  6. Thierry Legendre, MD says:

    This situation is exactly what I’m confronted to in my everyday practice. It’s comforting to read such a clever analysis of the process of medical reasoning without relying blindly to imaging and labs.

    Competing interests pertaining specifically to this post, comment, or both:

  7. Vaughn Payne, MD, MBA, FACC says:

    Good case and wonderful analysis of “how we think” (or should I say how we should think). In addition the commentaries are enlightening. Without diverging from the main and very important points made, I did want to reply to this, ” ….Pattern recognition reinforces two traditional methods in medical practice: the use of narrative and the differential diagnosis”.
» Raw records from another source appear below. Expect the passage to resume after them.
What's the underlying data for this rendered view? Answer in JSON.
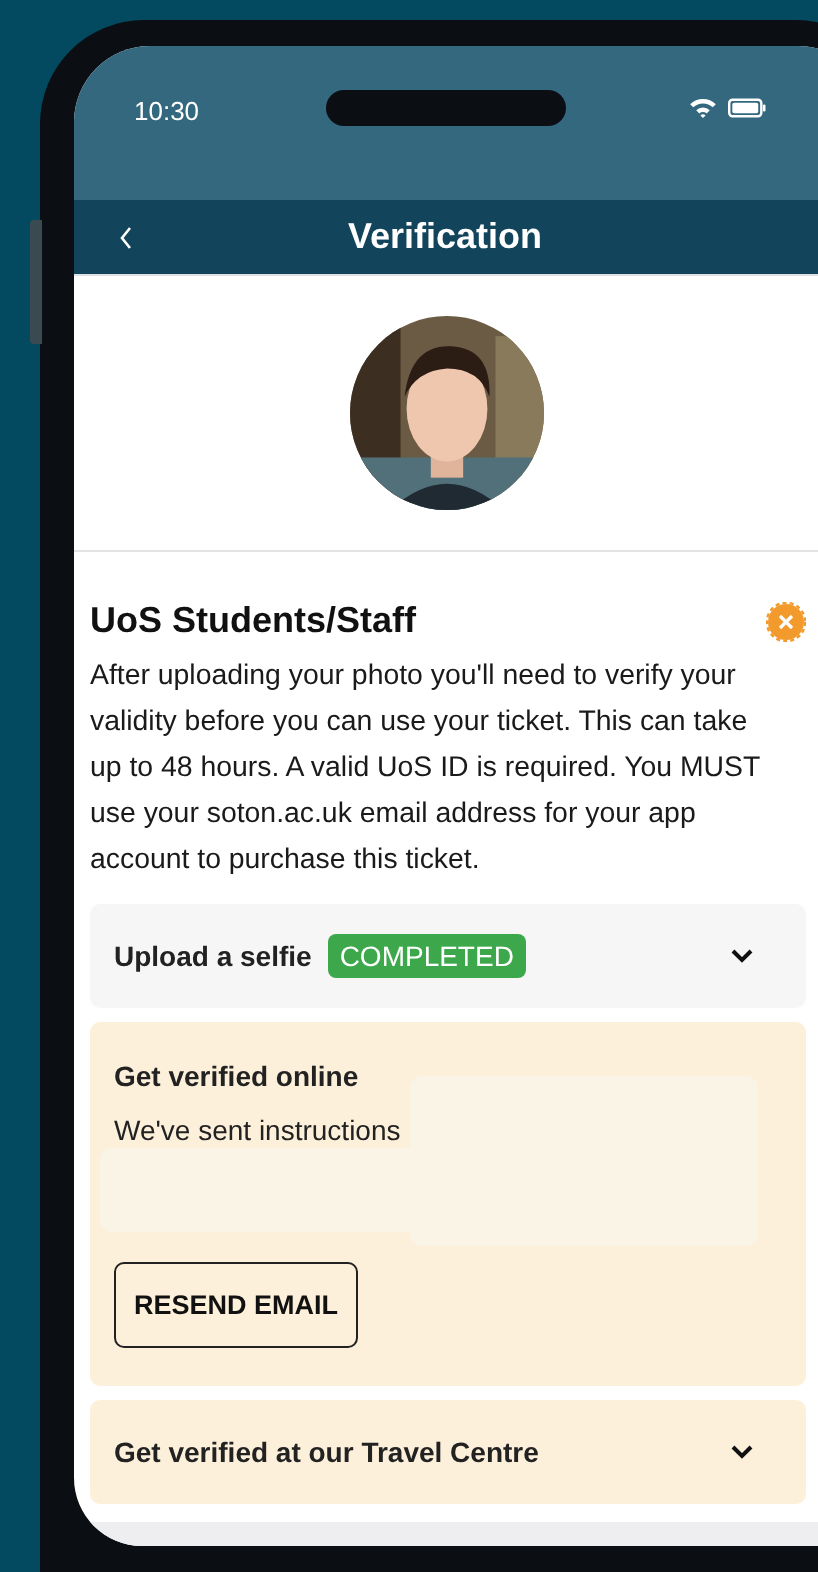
{
  "status_bar": {
    "time": "10:30"
  },
  "nav": {
    "title": "Verification"
  },
  "ticket": {
    "title": "UoS Students/Staff",
    "description": "After uploading your photo you'll need to verify your validity before you can use your ticket. This can take up to 48 hours. A valid UoS ID is required. You MUST use your soton.ac.uk email address for your app account to purchase this ticket."
  },
  "steps": [
    {
      "kind": "accordion",
      "title": "Upload a selfie",
      "badge": "COMPLETED",
      "completed": true,
      "expanded": false
    },
    {
      "kind": "panel",
      "title": "Get verified online",
      "text": "We've sent instructions",
      "button": "RESEND EMAIL",
      "completed": false
    },
    {
      "kind": "accordion",
      "title": "Get verified at our Travel Centre",
      "completed": false,
      "expanded": false
    }
  ]
}
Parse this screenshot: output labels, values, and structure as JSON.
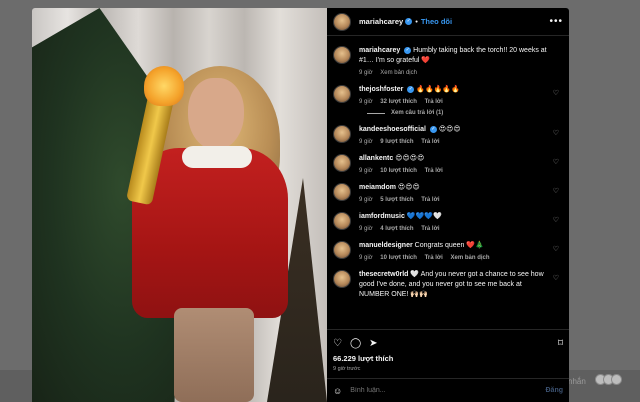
{
  "post": {
    "username": "mariahcarey",
    "follow_label": "Theo dõi",
    "more_label": "•••",
    "caption": {
      "username": "mariahcarey",
      "text": "Humbly taking back the torch!! 20 weeks at #1… I'm so grateful ❤️",
      "time": "9 giờ",
      "translate": "Xem bản dịch"
    }
  },
  "comments": [
    {
      "user": "thejoshfoster",
      "verified": true,
      "text": "🔥🔥🔥🔥🔥",
      "time": "9 giờ",
      "likes": "32 lượt thích",
      "reply": "Trả lời",
      "extra": ""
    },
    {
      "user": "kandeeshoesofficial",
      "verified": true,
      "text": "😍😍😍",
      "time": "9 giờ",
      "likes": "9 lượt thích",
      "reply": "Trả lời",
      "extra": ""
    },
    {
      "user": "allankentc",
      "verified": false,
      "text": "😍😍😍😍",
      "time": "9 giờ",
      "likes": "10 lượt thích",
      "reply": "Trả lời",
      "extra": ""
    },
    {
      "user": "meiamdom",
      "verified": false,
      "text": "😍😍😍",
      "time": "9 giờ",
      "likes": "5 lượt thích",
      "reply": "Trả lời",
      "extra": ""
    },
    {
      "user": "iamfordmusic",
      "verified": false,
      "text": "💙💙💙🤍",
      "time": "9 giờ",
      "likes": "4 lượt thích",
      "reply": "Trả lời",
      "extra": ""
    },
    {
      "user": "manueldesigner",
      "verified": false,
      "text": "Congrats queen ❤️🎄",
      "time": "9 giờ",
      "likes": "10 lượt thích",
      "reply": "Trả lời",
      "extra": "Xem bản dịch"
    },
    {
      "user": "thesecretw0rld",
      "verified": false,
      "text": "🤍 And you never got a chance to see how good I've done, and you never got to see me back at NUMBER ONE! 🙌🏻🙌🏻",
      "time": "",
      "likes": "",
      "reply": "",
      "extra": ""
    }
  ],
  "view_replies": "Xem câu trả lời (1)",
  "actions": {
    "like_icon": "heart-icon",
    "comment_icon": "comment-icon",
    "share_icon": "share-icon",
    "save_icon": "bookmark-icon"
  },
  "likes_count": "66.229 lượt thích",
  "posted_ago": "9 giờ trước",
  "compose": {
    "placeholder": "Bình luận...",
    "post_label": "Đăng"
  },
  "background_text": "nhắn",
  "colors": {
    "panel_bg": "#000000",
    "accent_blue": "#3897f0",
    "backdrop": "#6b6b6b"
  }
}
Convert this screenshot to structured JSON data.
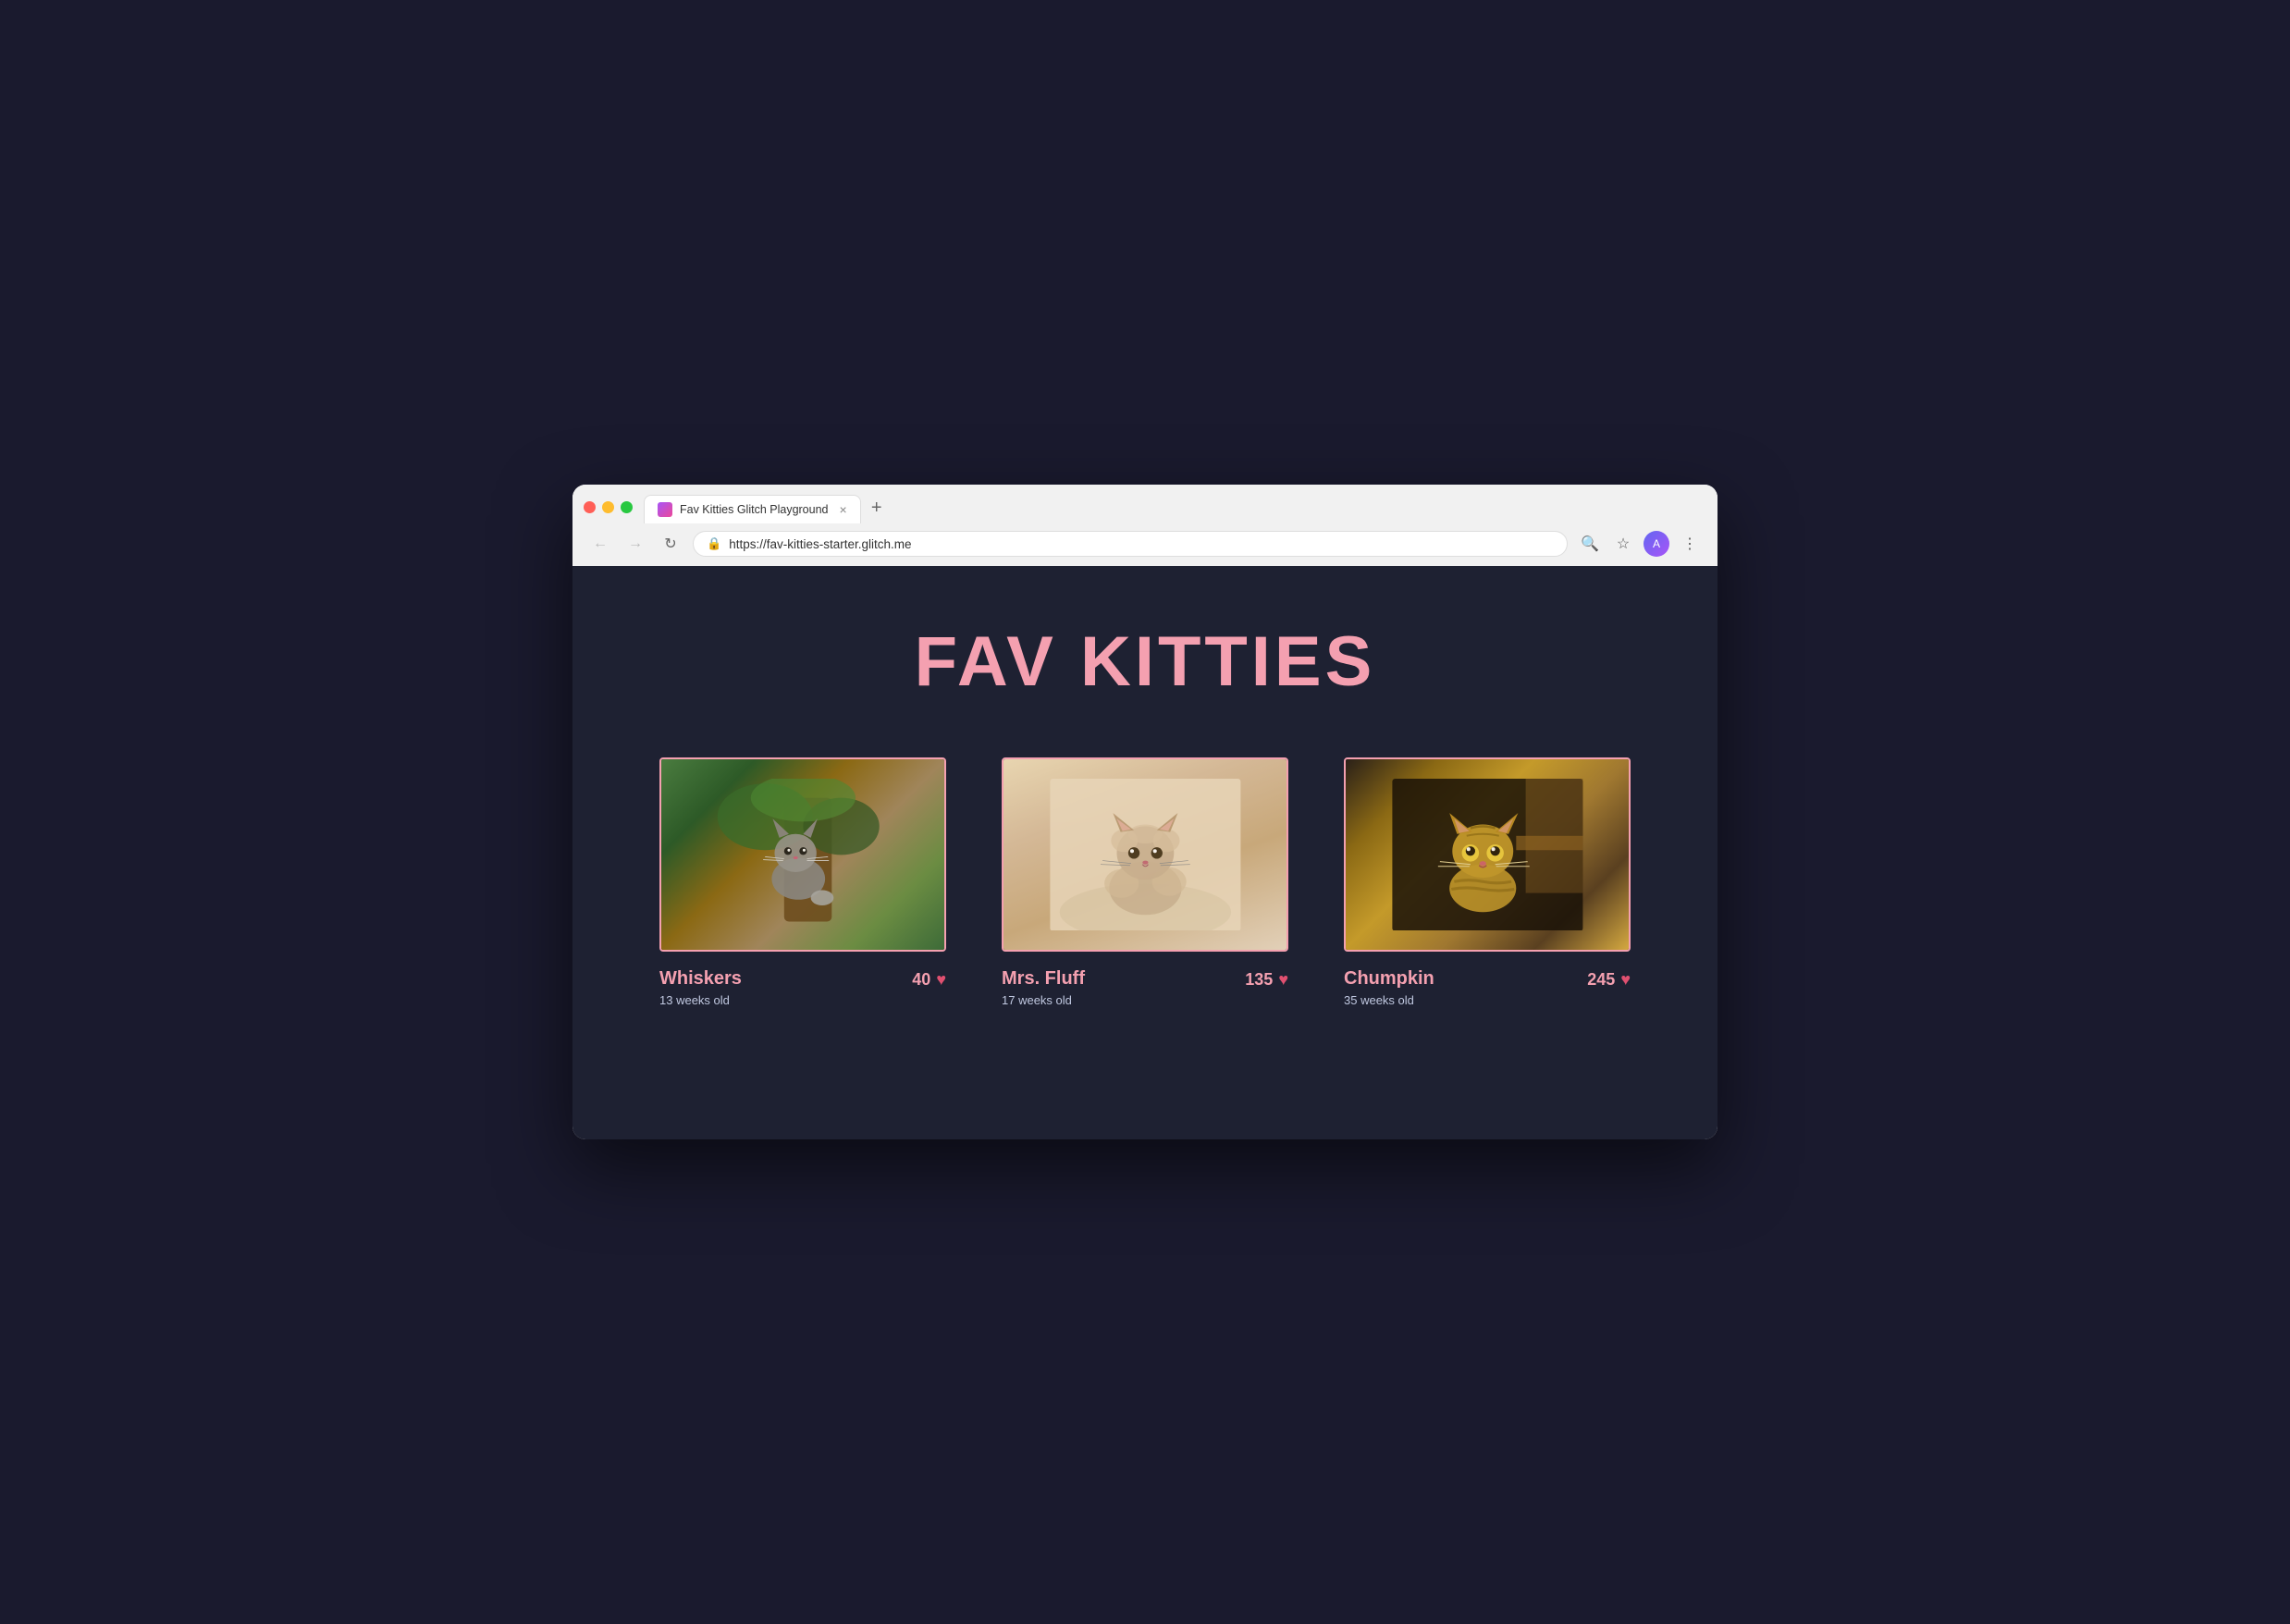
{
  "browser": {
    "tab": {
      "title": "Fav Kitties Glitch Playground",
      "close_label": "×",
      "new_tab_label": "+"
    },
    "nav": {
      "back_label": "←",
      "forward_label": "→",
      "reload_label": "↻",
      "url": "https://fav-kitties-starter.glitch.me"
    },
    "actions": {
      "search_label": "🔍",
      "bookmark_label": "☆",
      "menu_label": "⋮"
    }
  },
  "page": {
    "title": "FAV KITTIES",
    "cats": [
      {
        "id": "whiskers",
        "name": "Whiskers",
        "age": "13 weeks old",
        "votes": "40",
        "heart": "♥"
      },
      {
        "id": "mrs-fluff",
        "name": "Mrs. Fluff",
        "age": "17 weeks old",
        "votes": "135",
        "heart": "♥"
      },
      {
        "id": "chumpkin",
        "name": "Chumpkin",
        "age": "35 weeks old",
        "votes": "245",
        "heart": "♥"
      }
    ]
  }
}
    I think the use of the narrative is going the way of high-buckle shoes. In the days when I could actually dictate an H&P or a consult, I could describe in detail (with flourishes at times!) the patient’s symptom complex and chief complaint. Now however with the use of the EHR we are limited by drop-box menus or our typing skills. I am discouraged from describing in two or even five paragraphs how a patient suffered a syncopal episode or how the current chest pain is different from the chest pain that preceded their prior MI.

    The vast majority of diagnosis is in the history obtained from the patient, I think we should strive to convey that narrative the best we can.

    • John E Brush, MD says:

      I agree. The electronic medical record forces physicians to type a condensed HPI, which often saps meaning out of the narrative.
      An EMR has many advantages, and imaging can be very useful. We just have to learn how to incorporate these technologies into our thought processes, rather than struggling to accomodate our thought processes to the new technologies.

  8. Great posts and comments. I would like to add that many times phyisicians are reluctant to take time to the narrative and to know the detailed history from the patient’s words. Usually this practice delays diagnosis instead of reaching it at the proper time, and what is worst, it adds potential risks to the patient beacause of a misdiagnosis, as in many cases we see daily. I completely agree with Dr Leutkemeyer when he says that maybe you were the first to obtain a detailed history from the patient and to take a real look to the images which rarely are seen, at least in my everyday practice I also notice that most pyhisicians just read reports. Maybe you were the first who took the time the case deserved to understand what was happening to the patient, and time is something that is very scarce in hospitals in general, I think this is one of the main explanations behind histories of this kind.

  9. John- your compulsive approach to scrutinize both subjective and objective elements of the entirety is to be commended. This harkens back to the adage of one of my mentors, Mary Charleson(yes, on the Charleson morbidity index)- “Act on evidence, not on inference”.
    To be fair, we who come in the “next day” often have the benefit of the distillation of a bombardment of objective data, which at the sharp point of collection and collation on the part of house staff, is often difficult for the latter to organize and sort through. Also, did you have in your recesses of mindful data storage the pillar of the dissection triad codified by IRAD(International Registry of Aortic Dissection)- tearing chest pain with radiation to back(although tearing not described in your synopsis), widened mediastinum on CXR, pulse deficit(which you latter qualify as not being present) which has a 66% positive predictive value for aortic dissection in present or past hypertensive patient? As to the hypertension element, was this present?